◆ YOUR TASK ◆
For this exercise, copy each line of the records that contains the word "dashboard".
* * * * * * * * *
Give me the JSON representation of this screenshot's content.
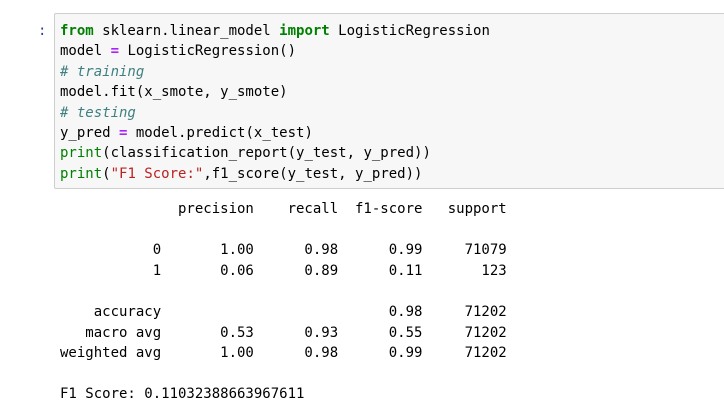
{
  "cell": {
    "prompt": ":",
    "lines": [
      [
        {
          "t": "from",
          "c": "kw"
        },
        {
          "t": " sklearn.linear_model ",
          "c": ""
        },
        {
          "t": "import",
          "c": "kw"
        },
        {
          "t": " LogisticRegression",
          "c": ""
        }
      ],
      [
        {
          "t": "model ",
          "c": ""
        },
        {
          "t": "=",
          "c": "op"
        },
        {
          "t": " LogisticRegression()",
          "c": ""
        }
      ],
      [
        {
          "t": "# training",
          "c": "cm"
        }
      ],
      [
        {
          "t": "model.fit(x_smote, y_smote)",
          "c": ""
        }
      ],
      [
        {
          "t": "# testing",
          "c": "cm"
        }
      ],
      [
        {
          "t": "y_pred ",
          "c": ""
        },
        {
          "t": "=",
          "c": "op"
        },
        {
          "t": " model.predict(x_test)",
          "c": ""
        }
      ],
      [
        {
          "t": "print",
          "c": "bi"
        },
        {
          "t": "(classification_report(y_test, y_pred))",
          "c": ""
        }
      ],
      [
        {
          "t": "print",
          "c": "bi"
        },
        {
          "t": "(",
          "c": ""
        },
        {
          "t": "\"F1 Score:\"",
          "c": "st"
        },
        {
          "t": ",f1_score(y_test, y_pred))",
          "c": ""
        }
      ]
    ]
  },
  "output": {
    "lines": [
      "              precision    recall  f1-score   support",
      "",
      "           0       1.00      0.98      0.99     71079",
      "           1       0.06      0.89      0.11       123",
      "",
      "    accuracy                           0.98     71202",
      "   macro avg       0.53      0.93      0.55     71202",
      "weighted avg       1.00      0.98      0.99     71202",
      "",
      "F1 Score: 0.11032388663967611"
    ]
  },
  "colors": {
    "keyword": "#008000",
    "operator": "#aa22ff",
    "comment": "#408080",
    "string": "#ba2121",
    "cell_bg": "#f7f7f7",
    "cell_border": "#cfcfcf"
  }
}
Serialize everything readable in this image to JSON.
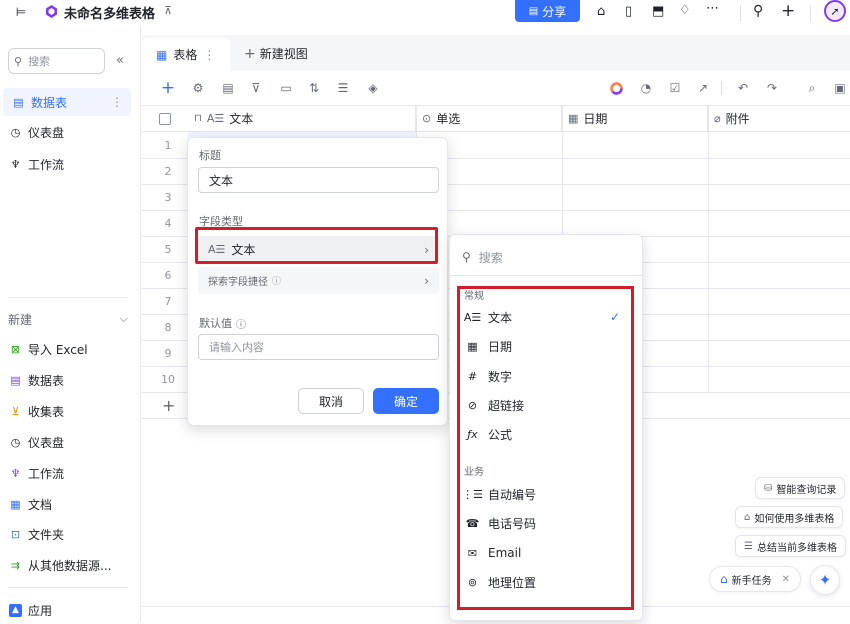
{
  "app": {
    "title": "未命名多维表格",
    "share_label": "分享"
  },
  "sidebar": {
    "search_placeholder": "搜索",
    "tables": [
      {
        "label": "数据表",
        "icon": "table-icon",
        "active": true
      },
      {
        "label": "仪表盘",
        "icon": "dashboard-icon"
      },
      {
        "label": "工作流",
        "icon": "workflow-icon"
      }
    ],
    "new_section_label": "新建",
    "new_items": [
      {
        "label": "导入 Excel",
        "icon": "excel-icon",
        "color": "#2ea121"
      },
      {
        "label": "数据表",
        "icon": "table-icon",
        "color": "#7f3bf5"
      },
      {
        "label": "收集表",
        "icon": "form-icon",
        "color": "#ff8800"
      },
      {
        "label": "仪表盘",
        "icon": "dashboard-icon",
        "color": "#1f2329"
      },
      {
        "label": "工作流",
        "icon": "workflow-icon",
        "color": "#7f3bf5"
      },
      {
        "label": "文档",
        "icon": "doc-icon",
        "color": "#3370ff"
      },
      {
        "label": "文件夹",
        "icon": "folder-icon",
        "color": "#3370ff"
      },
      {
        "label": "从其他数据源...",
        "icon": "datasource-icon",
        "color": "#2ea121"
      }
    ],
    "apps_label": "应用"
  },
  "tabs": {
    "grid_label": "表格",
    "new_view_label": "新建视图"
  },
  "grid": {
    "columns": [
      {
        "label": "文本",
        "icon": "text-icon"
      },
      {
        "label": "单选",
        "icon": "single-select-icon"
      },
      {
        "label": "日期",
        "icon": "date-icon"
      },
      {
        "label": "附件",
        "icon": "attachment-icon"
      }
    ],
    "rows": [
      "1",
      "2",
      "3",
      "4",
      "5",
      "6",
      "7",
      "8",
      "9",
      "10"
    ]
  },
  "field_editor": {
    "title_label": "标题",
    "title_value": "文本",
    "type_label": "字段类型",
    "type_value": "文本",
    "search_shortcut_label": "探索字段捷径",
    "default_label": "默认值",
    "default_placeholder": "请输入内容",
    "cancel_label": "取消",
    "confirm_label": "确定"
  },
  "type_menu": {
    "search_placeholder": "搜索",
    "group_common": "常规",
    "common_items": [
      {
        "label": "文本",
        "icon": "text-icon",
        "checked": true
      },
      {
        "label": "日期",
        "icon": "date-icon"
      },
      {
        "label": "数字",
        "icon": "number-icon"
      },
      {
        "label": "超链接",
        "icon": "link-icon"
      },
      {
        "label": "公式",
        "icon": "formula-icon"
      }
    ],
    "group_business": "业务",
    "business_items": [
      {
        "label": "自动编号",
        "icon": "autonumber-icon"
      },
      {
        "label": "电话号码",
        "icon": "phone-icon"
      },
      {
        "label": "Email",
        "icon": "email-icon"
      },
      {
        "label": "地理位置",
        "icon": "location-icon"
      }
    ]
  },
  "assistant": {
    "query_history": "智能查询记录",
    "how_to_use": "如何使用多维表格",
    "summarize": "总结当前多维表格",
    "newbie_task": "新手任务"
  },
  "colors": {
    "accent": "#3370ff",
    "highlight": "#d11d2c"
  }
}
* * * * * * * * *
◆ ANSWER TO THIS TASK ◆
        "icon": "dashboard-icon"
        "icon": "dashboard-icon",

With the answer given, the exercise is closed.